The first study finds that smoking costs our nation about $170 billion a year in health care spending – 8.7 percent of all health care spending in the U.S. This is up from an estimate of at least $132.5 billion included in the 2014 Surgeon General’s report on tobacco released in January. More than 60 percent of these costs are paid by taxpayers through government programs such as Medicare and Medicaid. These findings show that smoking imposes a cost on all taxpayers and reducing tobacco use is a critical part of bringing down health care spending in the U.S.
The second study shows that in its first year (2012), the CDC’s Tips from Former Smokers campaign helped 100,000 smokers to quit and saved about 17,000 people from a premature death. The campaign, with a modest budget of $48 million, spent only $480 per smoker who quit and $393 per year of life saved.
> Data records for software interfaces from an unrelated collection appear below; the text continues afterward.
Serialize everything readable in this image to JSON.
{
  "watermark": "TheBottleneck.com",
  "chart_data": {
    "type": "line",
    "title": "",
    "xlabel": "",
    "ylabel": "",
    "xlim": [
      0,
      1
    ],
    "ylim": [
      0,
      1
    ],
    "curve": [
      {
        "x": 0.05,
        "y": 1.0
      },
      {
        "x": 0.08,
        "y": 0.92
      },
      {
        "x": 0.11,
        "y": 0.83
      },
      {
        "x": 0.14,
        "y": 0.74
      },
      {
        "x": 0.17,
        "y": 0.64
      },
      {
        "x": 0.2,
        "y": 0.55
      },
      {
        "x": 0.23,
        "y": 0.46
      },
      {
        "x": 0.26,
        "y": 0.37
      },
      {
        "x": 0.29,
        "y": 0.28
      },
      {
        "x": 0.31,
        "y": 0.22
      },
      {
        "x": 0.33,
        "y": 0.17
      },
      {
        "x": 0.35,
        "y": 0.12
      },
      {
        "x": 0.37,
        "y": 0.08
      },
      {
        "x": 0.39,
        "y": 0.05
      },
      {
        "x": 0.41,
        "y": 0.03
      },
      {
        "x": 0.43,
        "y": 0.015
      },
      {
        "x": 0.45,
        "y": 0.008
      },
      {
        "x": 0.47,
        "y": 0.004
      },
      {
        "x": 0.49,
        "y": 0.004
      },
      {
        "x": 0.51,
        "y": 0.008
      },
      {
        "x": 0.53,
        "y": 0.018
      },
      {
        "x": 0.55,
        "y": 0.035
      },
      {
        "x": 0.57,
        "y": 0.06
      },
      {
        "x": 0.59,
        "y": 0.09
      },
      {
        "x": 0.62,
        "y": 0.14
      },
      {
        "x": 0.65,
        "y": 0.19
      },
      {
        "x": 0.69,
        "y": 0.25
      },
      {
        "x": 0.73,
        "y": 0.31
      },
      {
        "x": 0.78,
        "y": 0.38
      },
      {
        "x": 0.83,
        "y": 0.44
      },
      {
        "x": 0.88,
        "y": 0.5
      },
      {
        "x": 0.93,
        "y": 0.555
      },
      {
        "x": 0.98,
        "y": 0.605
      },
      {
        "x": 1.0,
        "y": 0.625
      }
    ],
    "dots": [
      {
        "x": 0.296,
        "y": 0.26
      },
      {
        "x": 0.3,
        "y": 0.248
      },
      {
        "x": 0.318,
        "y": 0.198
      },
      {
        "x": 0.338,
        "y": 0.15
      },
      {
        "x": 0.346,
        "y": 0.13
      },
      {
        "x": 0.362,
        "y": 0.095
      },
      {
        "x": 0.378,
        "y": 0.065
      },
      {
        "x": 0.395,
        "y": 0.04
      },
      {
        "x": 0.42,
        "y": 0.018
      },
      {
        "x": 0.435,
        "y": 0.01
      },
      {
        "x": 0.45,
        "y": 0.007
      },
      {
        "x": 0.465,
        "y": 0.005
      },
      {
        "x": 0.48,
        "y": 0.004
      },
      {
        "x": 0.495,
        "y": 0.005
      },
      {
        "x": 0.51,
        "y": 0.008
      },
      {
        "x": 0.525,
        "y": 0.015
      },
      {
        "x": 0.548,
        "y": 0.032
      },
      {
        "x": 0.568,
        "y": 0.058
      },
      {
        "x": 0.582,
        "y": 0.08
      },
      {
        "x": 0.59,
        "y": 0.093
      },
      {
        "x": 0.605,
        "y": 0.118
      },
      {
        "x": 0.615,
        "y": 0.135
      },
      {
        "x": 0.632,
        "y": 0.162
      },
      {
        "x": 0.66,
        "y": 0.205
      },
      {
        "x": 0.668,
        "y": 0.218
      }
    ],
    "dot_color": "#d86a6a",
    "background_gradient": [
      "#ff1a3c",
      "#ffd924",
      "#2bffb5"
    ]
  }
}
These costs are far below the benchmark of $50,000 per year of life saved that is a commonly accepted threshold for measuring cost-effectiveness of public health interventions, study authors write.
These studies show that investing in programs that prevent kids from smoking and help smokers quit is not only the right thing to do, it is the smart and fiscally responsible thing to do. It saves lives AND money. We urge Congress to ensure that campaigns like Tips from Former Smokers are continued and expanded.
Tips, which continued in 2013 and this year, is the first federally-funded national media campaign to reduce tobacco use. It has been highly effective despite being on the air for only about 12 weeks a year and spending just a fraction of the $8.8 billion a year, or $1 million per hour, the tobacco industry spends to market its deadly and addictive products. The 2014 Surgeon General’s report called for conducting national mass media campaigns “at a high frequency level and exposure for 12 months a year for a decade or more.”
The states must also increase funding for proven tobacco prevention and cessation programs, including media campaigns. The states collect over $25 billion a year from the 1998 tobacco settlement and tobacco taxes, but spend less than two percent of it on these programs, falling far short of CDC recommendations. The states must increase their tobacco prevention and cessation efforts because the bill is just getting larger. (On Thursday, December 11, the Campaign for Tobacco-Free Kids and other public health groups will release our annual report on state funding of tobacco prevention programs.)
There is growing evidence that tobacco prevention and cessation programs deliver a strong return on investment. A 2011 study in the American Journal of Public Health found that Washington state saved more than $5 in tobacco-related hospitalization costs for every $1 spent during the first 10 years of its program.
Tobacco use is the No. 1 cause of preventable death in the United States, killing 480,000 Americans every year. Despite our progress, 17.8 percent of U.S. adults and 15.7 percent of high school students still smoke. Without urgent action now, 5.6 million children alive today will die prematurely from tobacco-related diseases. The studies today remind us that this is an entirely winnable battle and that the cost of failing to do so is far too high.